navigator, who has to know the exact course and position as they criss-cross
through the center of the hurricane. Other members of the 18-man crew are
the flight director, senior meteorologist, computer operator, electronic
technician, electronic engineer, radio operator, cameraman, scientists
The mission does not just make one pass to see where a hurricane is, but makes repeated passes for an hour or more to get as much data as flying time and the crew's endurance will allow. Not surprisingly, air sickness can be a problem, especially for the scientists.
The equipment includes an C-band radar in the nose, a large 360- degree scan C-band radar with a 12-foot antenna and 300-mile range in a big radome under the belly, and an X-band radar in the tail to give a vertical scan of cloud height. Radar altimeters and laser measure wave height and sea state.
The planes can drop radio sound buoys by parachute. Each buoy is equipped
with GPS and transmits data on wind speed and direction, atmospheric pressure
and temperature as it descends. When the buoys hit the sea they transmit
data on sea surface temperatures, and then become bathythermographs, sending
further information of sub-surface temperatures as they sink.
A long probe like a narwhal's tusk sticks out in front of the aircraft to measure gusts. Other instruments obtain data about the clouds, the water content, ice particles, humidity and dew point, dust nuclei, solar radiation, carbon dioxide, steering winds, lightning and much else of interest to scientists and meteorologists. As the crew pointed out to us, there is still a tremendous amount to be learnt about hurricanes. All the information is fed into a powerful onboard computer for later study, and whatever is of immediate interest is transmitted by radio back to the Hurricane Center in Miami.

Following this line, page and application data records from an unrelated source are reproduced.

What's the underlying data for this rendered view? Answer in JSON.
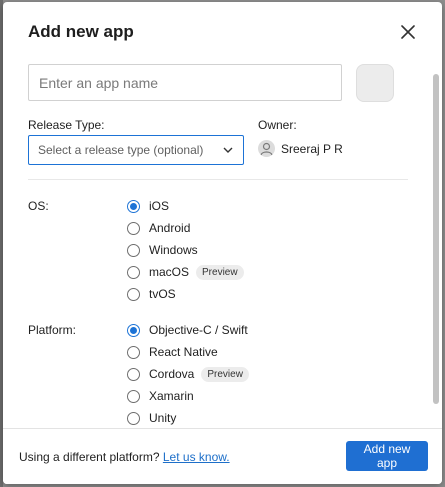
{
  "dialog": {
    "title": "Add new app"
  },
  "form": {
    "name_placeholder": "Enter an app name",
    "release_type": {
      "label": "Release Type:",
      "selected": "Select a release type (optional)"
    },
    "owner": {
      "label": "Owner:",
      "name": "Sreeraj P R"
    }
  },
  "os": {
    "label": "OS:",
    "options": [
      {
        "label": "iOS",
        "checked": true
      },
      {
        "label": "Android",
        "checked": false
      },
      {
        "label": "Windows",
        "checked": false
      },
      {
        "label": "macOS",
        "checked": false,
        "badge": "Preview"
      },
      {
        "label": "tvOS",
        "checked": false
      }
    ]
  },
  "platform": {
    "label": "Platform:",
    "options": [
      {
        "label": "Objective-C / Swift",
        "checked": true
      },
      {
        "label": "React Native",
        "checked": false
      },
      {
        "label": "Cordova",
        "checked": false,
        "badge": "Preview"
      },
      {
        "label": "Xamarin",
        "checked": false
      },
      {
        "label": "Unity",
        "checked": false
      }
    ]
  },
  "footer": {
    "text": "Using a different platform?",
    "link": "Let us know.",
    "submit_label": "Add new app"
  },
  "colors": {
    "accent": "#1f6fd2",
    "link": "#1d6fc9"
  }
}
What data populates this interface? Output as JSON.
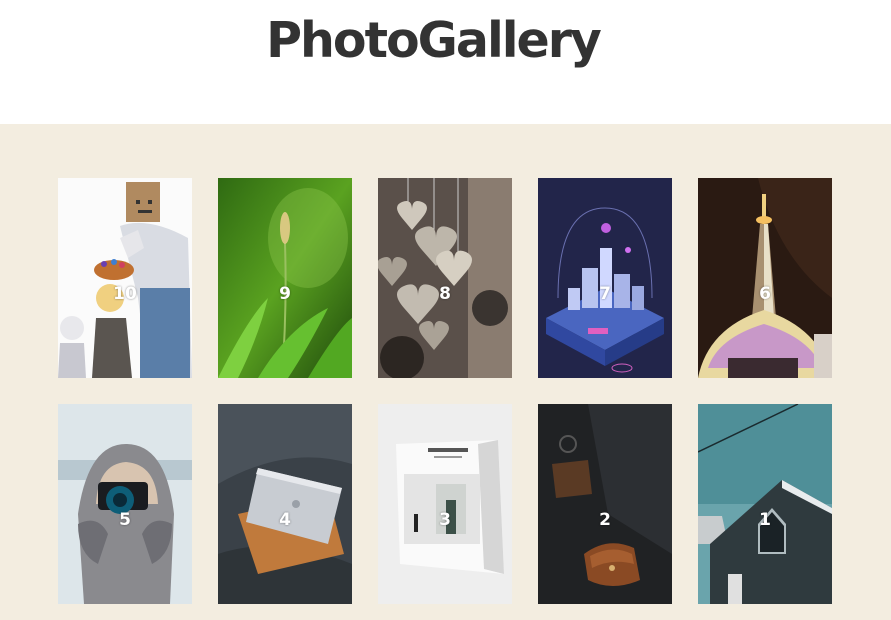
{
  "header": {
    "title": "PhotoGallery"
  },
  "gallery": {
    "photos": [
      {
        "number": "10",
        "subject": "anime-illustration"
      },
      {
        "number": "9",
        "subject": "grass-flower"
      },
      {
        "number": "8",
        "subject": "hanging-hearts"
      },
      {
        "number": "7",
        "subject": "isometric-city"
      },
      {
        "number": "6",
        "subject": "tower-at-night"
      },
      {
        "number": "5",
        "subject": "photographer-in-snow"
      },
      {
        "number": "4",
        "subject": "laptop-on-sofa"
      },
      {
        "number": "3",
        "subject": "open-magazine"
      },
      {
        "number": "2",
        "subject": "leather-wallet"
      },
      {
        "number": "1",
        "subject": "dark-house"
      }
    ]
  },
  "colors": {
    "background": "#f3ede0",
    "title": "#333333",
    "header": "#ffffff"
  }
}
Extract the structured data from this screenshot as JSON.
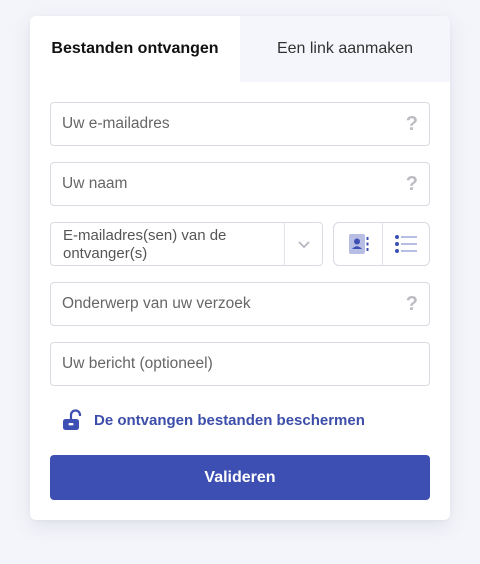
{
  "tabs": [
    {
      "label": "Bestanden ontvangen",
      "active": true
    },
    {
      "label": "Een link aanmaken",
      "active": false
    }
  ],
  "form": {
    "email_placeholder": "Uw e-mailadres",
    "name_placeholder": "Uw naam",
    "recipients_placeholder": "E-mailadres(sen) van de ontvanger(s)",
    "subject_placeholder": "Onderwerp van uw verzoek",
    "message_placeholder": "Uw bericht (optioneel)",
    "help_glyph": "?"
  },
  "protect": {
    "label": "De ontvangen bestanden beschermen",
    "icon": "unlock-icon"
  },
  "submit_label": "Valideren",
  "colors": {
    "accent": "#3e4fb3",
    "link": "#3d4eaa",
    "icon_muted": "#b8bde3"
  }
}
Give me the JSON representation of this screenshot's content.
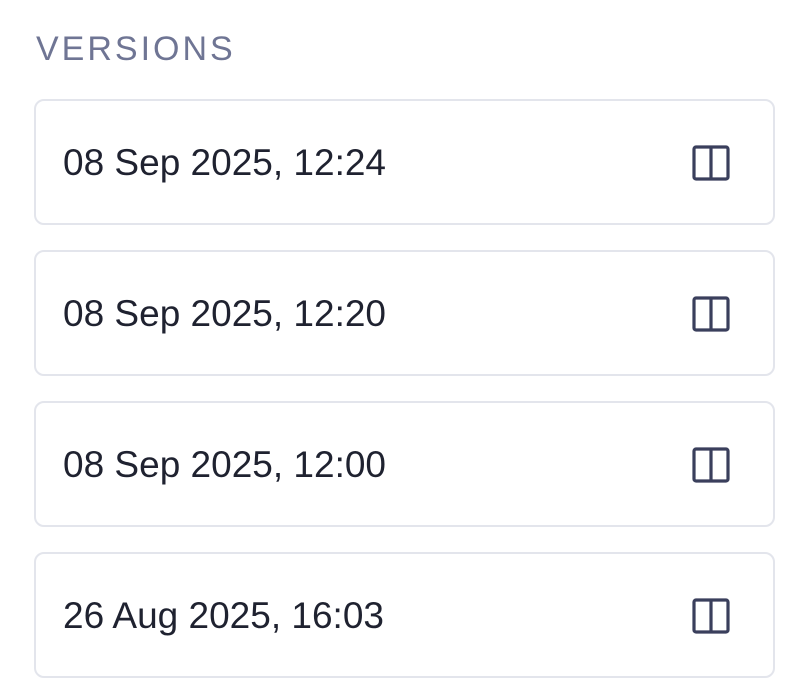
{
  "versions_panel": {
    "title": "VERSIONS",
    "items": [
      {
        "label": "08 Sep 2025, 12:24",
        "icon": "columns-icon"
      },
      {
        "label": "08 Sep 2025, 12:20",
        "icon": "columns-icon"
      },
      {
        "label": "08 Sep 2025, 12:00",
        "icon": "columns-icon"
      },
      {
        "label": "26 Aug 2025, 16:03",
        "icon": "columns-icon"
      }
    ]
  },
  "colors": {
    "title": "#6f7594",
    "text": "#1f2230",
    "border": "#e3e5ec",
    "icon": "#3a3f5c"
  }
}
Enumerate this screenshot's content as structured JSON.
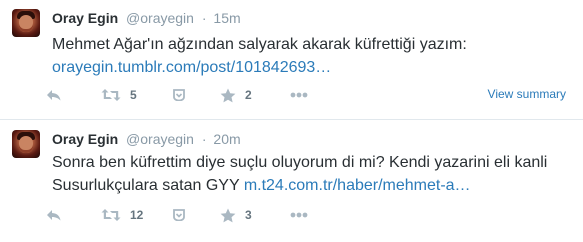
{
  "tweets": [
    {
      "fullname": "Oray Egin",
      "username": "@orayegin",
      "separator": "·",
      "time": "15m",
      "text_plain": "Mehmet Ağar'ın ağzından salyarak akarak küfrettiği yazım:",
      "link": "orayegin.tumblr.com/post/101842693…",
      "retweets": "5",
      "favorites": "2",
      "view_summary": "View summary"
    },
    {
      "fullname": "Oray Egin",
      "username": "@orayegin",
      "separator": "·",
      "time": "20m",
      "text_plain": "Sonra ben küfrettim diye suçlu oluyorum di mi? Kendi yazarini eli kanli Susurlukçulara satan GYY",
      "link": "m.t24.com.tr/haber/mehmet-a…",
      "retweets": "12",
      "favorites": "3"
    }
  ],
  "colors": {
    "text": "#292f33",
    "secondary": "#8899a6",
    "link": "#2b7bb9",
    "icon": "#aab8c2",
    "divider": "#e1e8ed"
  },
  "icons": [
    "reply-icon",
    "retweet-icon",
    "save-icon",
    "favorite-star-icon",
    "more-icon"
  ]
}
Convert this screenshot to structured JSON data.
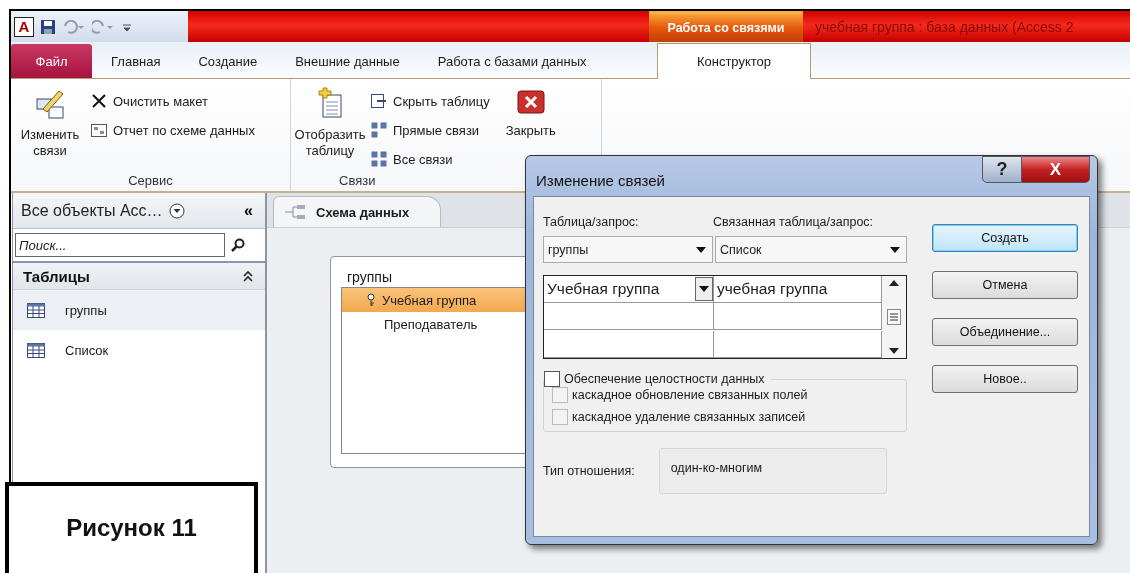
{
  "title_bar": {
    "app_letter": "A",
    "context_tab": "Работа со связями",
    "title": "учебная группа : база данных (Access 2"
  },
  "ribbon_tabs": [
    {
      "label": "Файл",
      "kind": "file",
      "selected": false
    },
    {
      "label": "Главная",
      "kind": "tab",
      "selected": false
    },
    {
      "label": "Создание",
      "kind": "tab",
      "selected": false
    },
    {
      "label": "Внешние данные",
      "kind": "tab",
      "selected": false
    },
    {
      "label": "Работа с базами данных",
      "kind": "tab",
      "selected": false
    },
    {
      "label": "Конструктор",
      "kind": "context",
      "selected": true
    }
  ],
  "ribbon_groups": [
    {
      "label": "Сервис",
      "items": [
        {
          "kind": "large",
          "label": "Изменить связи"
        },
        {
          "kind": "small",
          "label": "Очистить макет"
        },
        {
          "kind": "small",
          "label": "Отчет по схеме данных"
        }
      ]
    },
    {
      "label": "Связи",
      "items": [
        {
          "kind": "large",
          "label": "Отобразить таблицу"
        },
        {
          "kind": "small",
          "label": "Скрыть таблицу"
        },
        {
          "kind": "small",
          "label": "Прямые связи"
        },
        {
          "kind": "small",
          "label": "Все связи"
        },
        {
          "kind": "large",
          "label": "Закрыть"
        }
      ]
    }
  ],
  "nav_pane": {
    "title": "Все объекты Acc…",
    "collapse": "«",
    "search": {
      "placeholder": "Поиск..."
    },
    "group": {
      "label": "Таблицы",
      "expanded": true,
      "items": [
        {
          "label": "группы",
          "selected": true
        },
        {
          "label": "Список",
          "selected": false
        }
      ]
    }
  },
  "document_tab": {
    "label": "Схема данных",
    "selected": true
  },
  "field_list": {
    "title": "группы",
    "fields": [
      {
        "name": "Учебная группа",
        "key": true,
        "selected": true
      },
      {
        "name": "Преподаватель",
        "key": false,
        "selected": false
      }
    ]
  },
  "dialog": {
    "title": "Изменение связей",
    "help_button": "?",
    "close_button": "X",
    "table_label": "Таблица/запрос:",
    "related_label": "Связанная таблица/запрос:",
    "table_value": "группы",
    "related_value": "Список",
    "join_rows": [
      {
        "left": "Учебная группа",
        "right": "учебная группа"
      }
    ],
    "checkboxes": [
      {
        "label": "Обеспечение целостности данных",
        "checked": false,
        "disabled": false
      },
      {
        "label": "каскадное обновление связанных полей",
        "checked": false,
        "disabled": true
      },
      {
        "label": "каскадное удаление связанных записей",
        "checked": false,
        "disabled": true
      }
    ],
    "relation_label": "Тип отношения:",
    "relation_value": "один-ко-многим",
    "buttons": [
      {
        "label": "Создать",
        "default": true
      },
      {
        "label": "Отмена",
        "default": false
      },
      {
        "label": "Объединение...",
        "default": false
      },
      {
        "label": "Новое..",
        "default": false
      }
    ]
  },
  "caption": "Рисунок 11"
}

Why send an aircraft and crew on dangerous missions like this? Why cannot satellites do the job? The weather satellites can spot the position of a hurricane but because of the associated dense cloud cover, they can give little information about its intensity. Moreover even the position is generally pretty vague. Anyone who listens to the hurricane forecasts on NMN knows that although the position is quoted to a tenth of a minute, say 10 miles, the margin of accuracy may be 60 miles or more, a whole degree of latitude. (Only NMN quotes a range of accuracy. Local radio stations misleadingly quote the position as gospel truth). Satellite passes may be infrequent or the angle poor. Sometimes it is interpolated. Hurricanes are a law unto themselves and go where they will. Only an aircraft flying right into the eye of the hurricane can accurately obtain the data. The aim is to try to predict where it will hit land in time to organise the evacuation of coastal areas and prepare for disaster. Accurate reports allow seafarers to take evasive action or seek out the safest hurricane holes.
A hurricane, as is well known, is a massive heat machine, fueled by heat sucked up from warm seawater. One interesting fact we were told was that last year tropical storm Emily, following close behind the dangerously big Hurricane Dennis on a similar course, never had a chance to develop because Dennis had sucked up so much warm water that the sea surface temperature was reduced by 10 degrees.
Outside the hurricane season the hurricane hunter aircraft do a wide
variety of weather and atmospheric research worldwide, emphasising that
weather is no respecter of manmade national boundaries. Being operated
by NOAA, the hurricane hunter aircraft are civilian and therefore can overfly
Cuba which welcomes their valuable contribution to safety.
So next time you hear that aircraft have been sent out to investigate a hurricane, say a prayer for the brave crew being thrown around on their dangerous and most uncomfortable mission so that we can be forewarned. And maybe one day, thanks to the data they collect, we may even know where a hurricane is heading and which island it is going to hit.
Copyright© 2000 Compass Publishing